- Office Action Issued in Chinese application No. 201280008758.9, dated Nov. 24, 2014.
- Supplementary European Search Report issued Aug. 22, 2014, in European Application No. 12746489.9 (with Englishlanguage Translation).
- Extended European Search Report issued Aug. 5, 2014, in European Application No. 12746489.9 (with English-language Translation).
- International Search Report and Written Opinion of the International Searching Authority issued May 30, 2012 in PCT/US12/25016.
- Adel F. Halasa, et al., “Multiple Glass Transition Terpolymers of Isoprene, Butadiene, and Styrene”, Rubber Chemistry and Technoogy, vol. 83, No. 4, (2010), pp. 380-390.
- Eastman Regalrez, “hydrocarbon resins—Introduction”, http://web.archive.org/web/20080723120632/http://www.eastman.com/Brands/Regalrez/Introduction/introduction.htm, Jul. 23, 2008, 2 pages.
- Office Action issued on Jun. 6,2016 in European Patent Application No. 12 746 489.9.
- Office Action issued Jun. 7, 2016 in Japanese Patent Application No. 2013-554541 (with English language translation).
Filed: Mar 20, 2015
Date of Patent: Apr 25, 2017
Patent Publication Number: 20150191591
Assignee: KURARAY AMERICA, INC. (Houston, TX)
Inventors: Brian K. Chapman (Houston, TX), Heith A. Foster (Friendswood, TX)
Primary Examiner: Jim J Seidleck
Assistant Examiner: Deve E Valdez

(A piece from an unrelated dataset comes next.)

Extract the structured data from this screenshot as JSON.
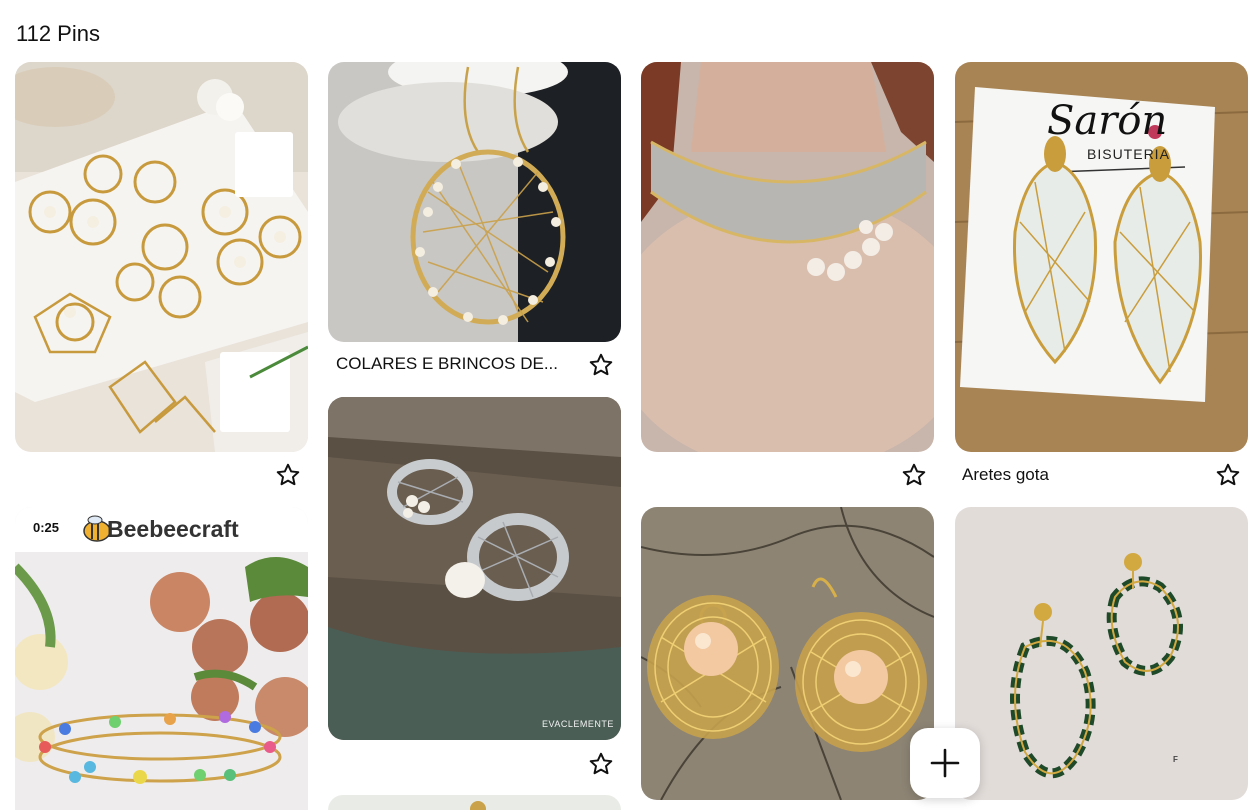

Application Number: 14/664,470
International Classification: C08J 5/18 (20060101); C08L 53/00 (20060101);